Many audiologists take this opportunity to review different types of hearing aids and how they work. This is helpful to understanding why a certain hearing aid was selected for a specific person. This review also helps family members understand that a hearing aid is a prescription and that it was chosen because it met the needs of the persons specific hearing loss and their common communication situations.
Assistive Listening Devices Amplify Hearing Assistive listening devices (ALDs) are electronic devices that can be used by themselves or with hearing aids to help individuals understand speech in difficult listening situations. There are several types of ALDs, and an ASHA-certified audiologist can determine which ALDs would be the most appropriate in order to meet each persons unique hearing loss and listening needs.
In group listening situations, an FM system can be used with or without a hearing aid and is beneficial in homes, offices, classrooms, theaters, courtrooms, places of worship and lecture halls.

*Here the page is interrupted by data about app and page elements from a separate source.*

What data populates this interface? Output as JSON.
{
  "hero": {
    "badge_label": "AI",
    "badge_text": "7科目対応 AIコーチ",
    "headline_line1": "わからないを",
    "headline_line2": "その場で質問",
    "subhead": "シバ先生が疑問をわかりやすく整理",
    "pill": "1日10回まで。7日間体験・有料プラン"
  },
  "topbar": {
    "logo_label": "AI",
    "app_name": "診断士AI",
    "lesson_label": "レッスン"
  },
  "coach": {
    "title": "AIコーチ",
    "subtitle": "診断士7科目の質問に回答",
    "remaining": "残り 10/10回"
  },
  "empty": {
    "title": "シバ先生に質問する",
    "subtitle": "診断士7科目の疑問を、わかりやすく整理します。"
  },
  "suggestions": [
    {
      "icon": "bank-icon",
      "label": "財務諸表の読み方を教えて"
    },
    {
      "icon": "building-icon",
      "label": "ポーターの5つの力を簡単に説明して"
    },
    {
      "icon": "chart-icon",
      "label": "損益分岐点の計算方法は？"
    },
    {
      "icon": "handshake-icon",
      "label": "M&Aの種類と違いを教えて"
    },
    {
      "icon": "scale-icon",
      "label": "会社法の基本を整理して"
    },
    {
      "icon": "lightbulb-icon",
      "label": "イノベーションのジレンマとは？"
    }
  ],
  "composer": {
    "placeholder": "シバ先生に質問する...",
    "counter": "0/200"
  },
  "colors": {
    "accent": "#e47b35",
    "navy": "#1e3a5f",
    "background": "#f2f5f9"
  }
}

FM systems use FM radio waves to transmit sound from the sound source to a receiver worn by a person who is hearing-impaired. Installation of this system is easy and signals can be picked up from long distances. Other devices include Infrared systems and Induction loop systems.
To help with one-to-one communication, a hardware personal system may be used to bring the listener closer to the source of the desired sound, thereby reducing background noise. The user is connected directly to an immobile electronic system by an earphone or headphones. This system can also be used to improve TV viewing and radio and stereo enjoyment because it usually offers good sound quality with minimal signal loss.
Telephone amplifiers, voice carry-over telephones and text telephones (TDD or TTY) are all useful in helping a hearing impaired person communicate using a telephone. There are also devices that can help a person hear the doorbell or an alarm clock.
For help finding ALDs, consumers may call 1-800-638-8255 or go to www.asha.org for a referral to an ASHA-certified audiologist.
Audiologists are hearing health care professionals who specialize in preventing, identifying and assessing hearing disorders as well as providing audiologic treatment including hearing aids and other assistive listening devices.
The American Speech-Language-Hearing Association (ASHA) is the national professional, scientific and credentialing association for more than 115,000 audiologists, speech-language pathologists and speech, language, and hearing scientists.
Coping with Hearing Loss